problems that are easily solved by using the simplifying
assumption of an inviscid flow. The flow of fluids with low
values of viscosity agree closely with inviscid flow
everywhere except close to the fluid boundary where the
boundary layer plays a significant role.
Isothermal Flow
Isothermal flow is a model of compressible fluid
flow whereby the flow remains at the same
temperature while flowing in a conduit.
In the model, heat transferred through the walls of
the conduit is offset by frictional heating back into
the flow.
Although the flow temperature remains constant, a
change in stagnation temperature occurs because
of a change in velocity.
The interesting part of this flow is that the flow is
choked at and not at Mach number equal to one as
in the case of many other model such as Fanno
flow. This fact applies to real gases as well as ideal
gases.
Laminar Flow
laminar flow (or streamline flow) occurs when a fluid
flows in parallel layers, with no disruption between the
layers.
At low velocities, the fluid tends to flow without lateral
mixing, and adjacent layers slide past one another like
playing cards.
There are no cross-currents perpendicular to the

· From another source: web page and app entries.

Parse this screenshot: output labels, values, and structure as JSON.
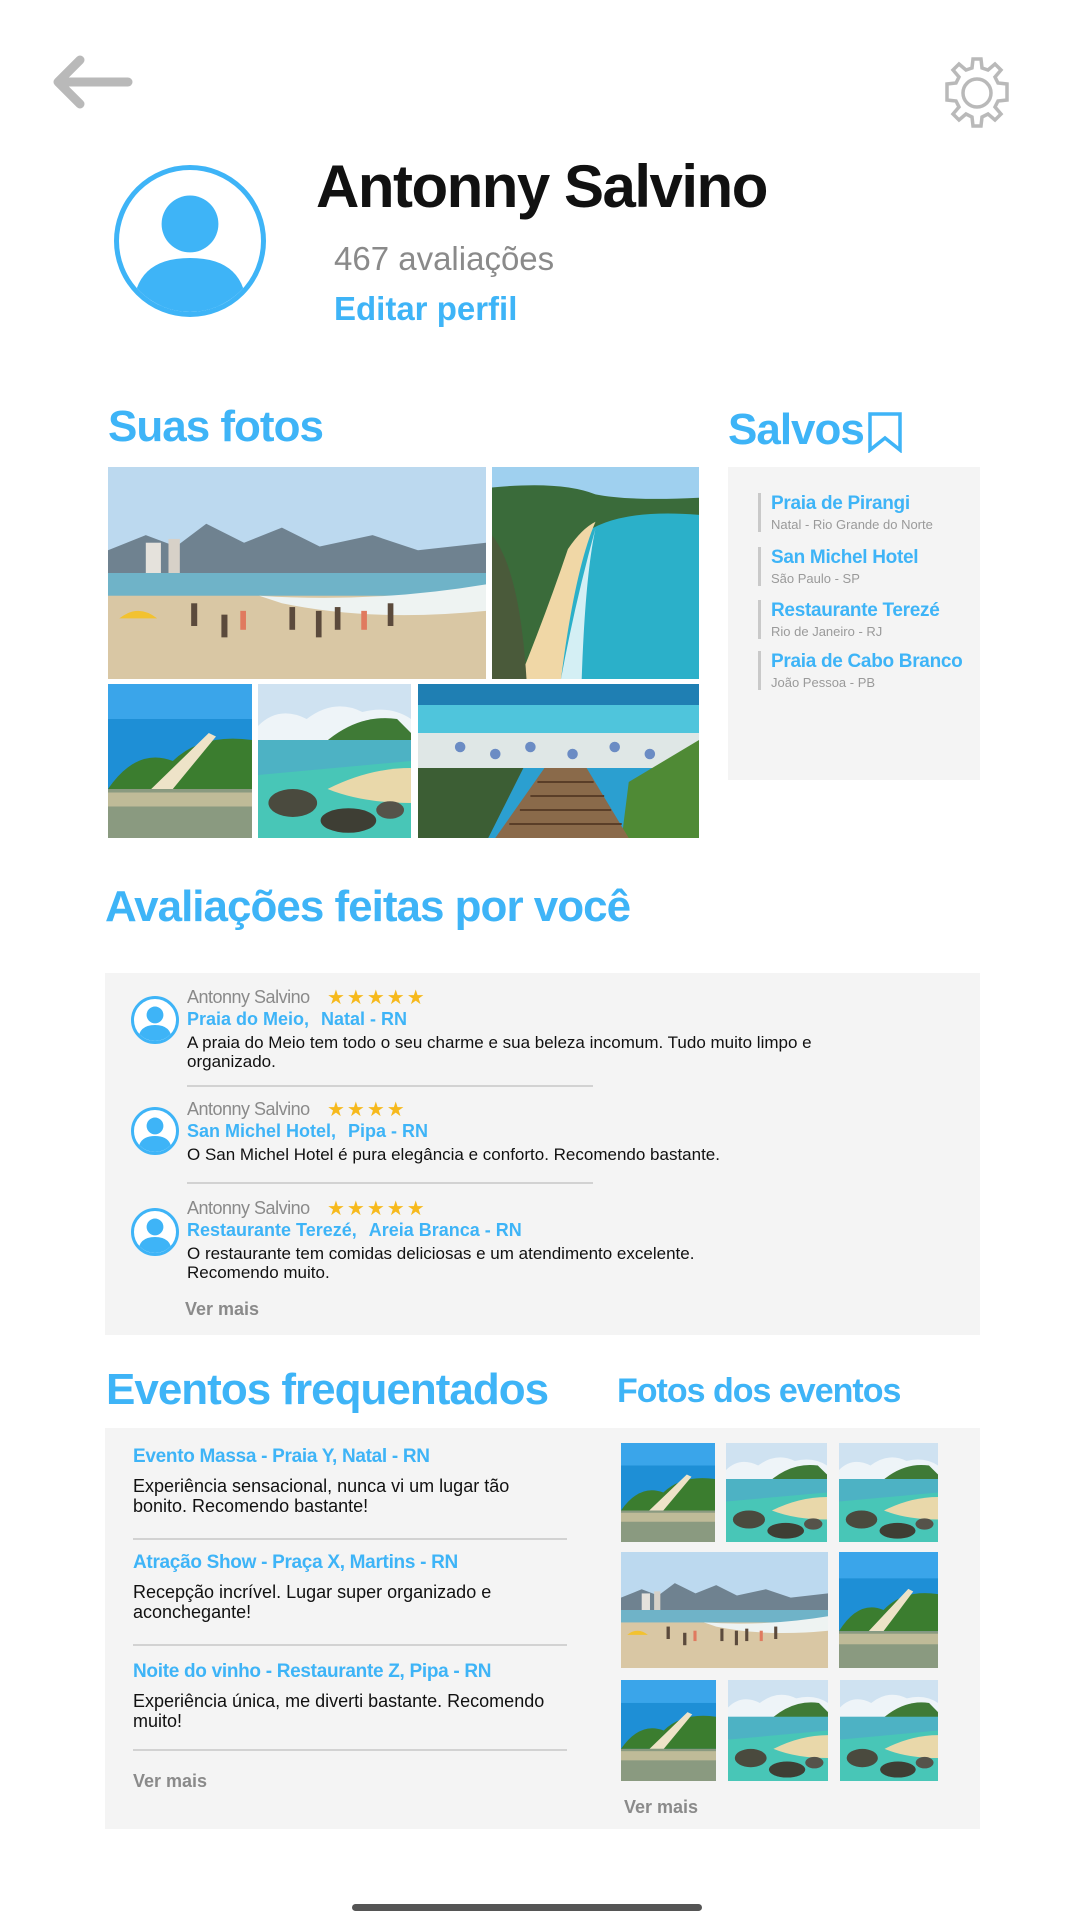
{
  "header": {
    "back_icon": "arrow-left-icon",
    "settings_icon": "gear-icon"
  },
  "profile": {
    "name": "Antonny Salvino",
    "review_count": "467 avaliações",
    "edit_label": "Editar perfil",
    "avatar_icon": "user-avatar-icon"
  },
  "photos": {
    "title": "Suas fotos",
    "items": [
      "beach-city-photo",
      "beach-cliff-photo",
      "dune-lagoon-photo",
      "rocky-pools-photo",
      "beach-stairs-photo"
    ]
  },
  "saved": {
    "title": "Salvos",
    "icon": "bookmark-icon",
    "items": [
      {
        "title": "Praia de Pirangi",
        "subtitle": "Natal - Rio Grande do Norte"
      },
      {
        "title": "San Michel Hotel",
        "subtitle": "São  Paulo - SP"
      },
      {
        "title": "Restaurante Terezé",
        "subtitle": "Rio de Janeiro - RJ"
      },
      {
        "title": "Praia de Cabo Branco",
        "subtitle": "João Pessoa - PB"
      }
    ]
  },
  "reviews": {
    "title": "Avaliações feitas por você",
    "more_label": "Ver mais",
    "items": [
      {
        "author": "Antonny Salvino",
        "stars": "★★★★★",
        "rating": 5,
        "place": "Praia do Meio,",
        "city": "Natal - RN",
        "text": "A praia do Meio tem todo o seu charme e sua beleza incomum. Tudo muito limpo e organizado."
      },
      {
        "author": "Antonny Salvino",
        "stars": "★★★★",
        "rating": 4,
        "place": "San Michel Hotel,",
        "city": "Pipa - RN",
        "text": "O San Michel Hotel é pura elegância e conforto. Recomendo bastante."
      },
      {
        "author": "Antonny Salvino",
        "stars": "★★★★★",
        "rating": 5,
        "place": "Restaurante Terezé,",
        "city": "Areia Branca - RN",
        "text": "O restaurante tem comidas deliciosas e um atendimento excelente. Recomendo muito."
      }
    ]
  },
  "events": {
    "title": "Eventos frequentados",
    "more_label": "Ver mais",
    "items": [
      {
        "title": "Evento Massa - Praia Y,   Natal - RN",
        "text": "Experiência sensacional, nunca vi um lugar tão bonito. Recomendo bastante!"
      },
      {
        "title": "Atração Show - Praça X, Martins - RN",
        "text": "Recepção incrível. Lugar super organizado e aconchegante!"
      },
      {
        "title": "Noite do vinho - Restaurante Z, Pipa - RN",
        "text": "Experiência única, me diverti bastante. Recomendo muito!"
      }
    ]
  },
  "event_photos": {
    "title": "Fotos dos eventos",
    "more_label": "Ver mais"
  },
  "colors": {
    "accent": "#3eb4f7",
    "star": "#f6b91c",
    "panel": "#f4f4f4"
  }
}
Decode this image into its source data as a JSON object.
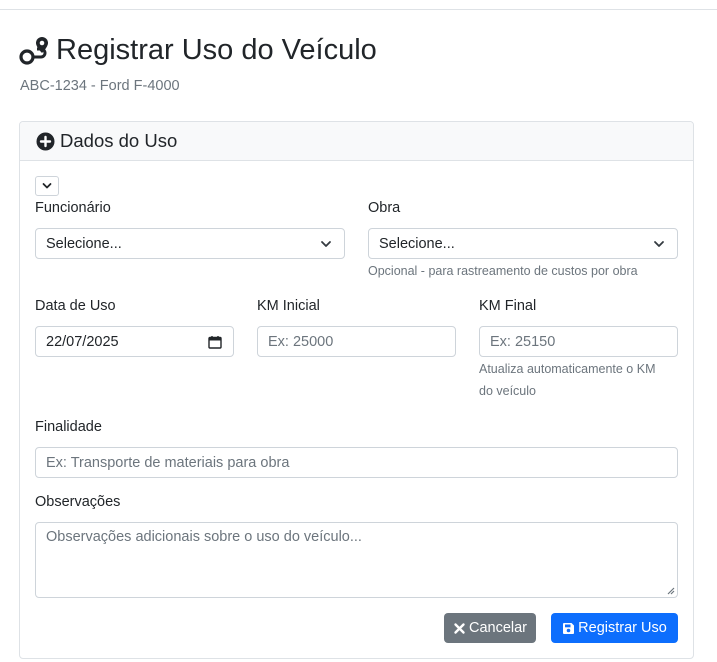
{
  "page": {
    "title": "Registrar Uso do Veículo",
    "subtitle": "ABC-1234 - Ford F-4000",
    "title_icon": "route-icon"
  },
  "card": {
    "header": "Dados do Uso",
    "header_icon": "plus-circle-icon"
  },
  "form": {
    "funcionario": {
      "label": "Funcionário",
      "value": "Selecione..."
    },
    "obra": {
      "label": "Obra",
      "value": "Selecione...",
      "help": "Opcional - para rastreamento de custos por obra"
    },
    "data_uso": {
      "label": "Data de Uso",
      "value": "22/07/2025"
    },
    "km_inicial": {
      "label": "KM Inicial",
      "placeholder": "Ex: 25000"
    },
    "km_final": {
      "label": "KM Final",
      "placeholder": "Ex: 25150",
      "help_line1": "Atualiza automaticamente o KM",
      "help_line2": "do veículo"
    },
    "finalidade": {
      "label": "Finalidade",
      "placeholder": "Ex: Transporte de materiais para obra"
    },
    "observacoes": {
      "label": "Observações",
      "placeholder": "Observações adicionais sobre o uso do veículo..."
    }
  },
  "buttons": {
    "cancel": "Cancelar",
    "submit": "Registrar Uso"
  },
  "colors": {
    "primary": "#0d6efd",
    "secondary": "#6c757d",
    "muted": "#6c757d"
  }
}
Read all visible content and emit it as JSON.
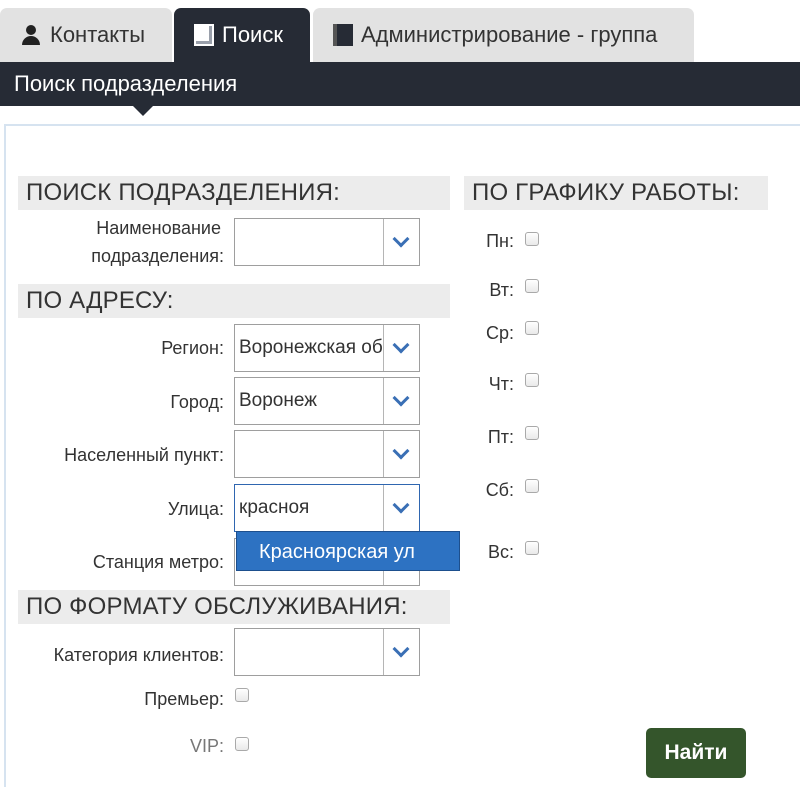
{
  "tabs": [
    {
      "label": "Контакты",
      "icon": "user-icon"
    },
    {
      "label": "Поиск",
      "icon": "document-icon",
      "active": true
    },
    {
      "label": "Администрирование - группа",
      "icon": "document-dark-icon"
    }
  ],
  "header": {
    "title": "Поиск подразделения"
  },
  "sections": {
    "search": "ПОИСК ПОДРАЗДЕЛЕНИЯ:",
    "address": "ПО АДРЕСУ:",
    "format": "ПО ФОРМАТУ ОБСЛУЖИВАНИЯ:",
    "schedule": "ПО ГРАФИКУ РАБОТЫ:"
  },
  "fields": {
    "unit_name": {
      "label_line1": "Наименование",
      "label_line2": "подразделения:",
      "value": ""
    },
    "region": {
      "label": "Регион:",
      "value": "Воронежская об"
    },
    "city": {
      "label": "Город:",
      "value": "Воронеж"
    },
    "locality": {
      "label": "Населенный пункт:",
      "value": ""
    },
    "street": {
      "label": "Улица:",
      "value": "красноя"
    },
    "metro": {
      "label": "Станция метро:",
      "value": ""
    },
    "client_category": {
      "label": "Категория клиентов:",
      "value": ""
    }
  },
  "street_suggestion": "Красноярская ул",
  "options": {
    "premier": "Премьер:",
    "vip": "VIP:"
  },
  "schedule_days": [
    "Пн:",
    "Вт:",
    "Ср:",
    "Чт:",
    "Пт:",
    "Сб:",
    "Вс:"
  ],
  "buttons": {
    "find": "Найти"
  },
  "colors": {
    "header_bg": "#262b35",
    "accent": "#2d72c2",
    "find_button": "#34552b"
  }
}
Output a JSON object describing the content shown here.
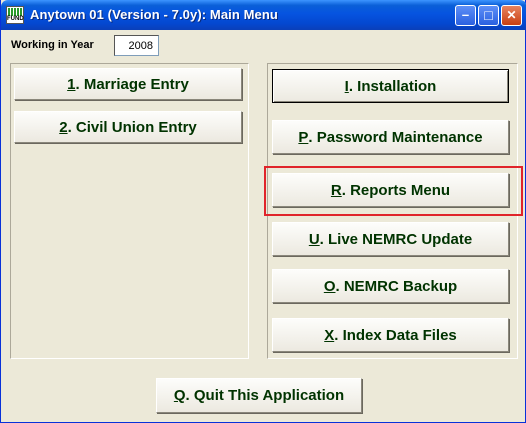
{
  "window": {
    "title": "Anytown 01 (Version - 7.0y):  Main Menu",
    "icon_label": "FUND"
  },
  "titlebar_buttons": {
    "minimize": "–",
    "maximize": "□",
    "close": "✕"
  },
  "working_year": {
    "label": "Working in Year",
    "value": "2008"
  },
  "left_menu": [
    {
      "key": "1",
      "label": ".  Marriage Entry"
    },
    {
      "key": "2",
      "label": ". Civil Union Entry"
    }
  ],
  "right_menu": [
    {
      "key": "I",
      "label": ". Installation"
    },
    {
      "key": "P",
      "label": ".  Password Maintenance"
    },
    {
      "key": "R",
      "label": ".  Reports Menu"
    },
    {
      "key": "U",
      "label": ". Live NEMRC Update"
    },
    {
      "key": "O",
      "label": ". NEMRC Backup"
    },
    {
      "key": "X",
      "label": ".  Index Data Files"
    }
  ],
  "quit": {
    "key": "Q",
    "label": ".  Quit This Application"
  },
  "highlight_color": "#e0242a"
}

direction of flow, nor eddies or swirls of fluids. In laminar
flow, the motion of the particles of the fluid is very
orderly with all particles moving in straight lines parallel
to the pipe walls.
Laminar flow is a flow regime characterized by high
momentum diffusion and low momentum convection.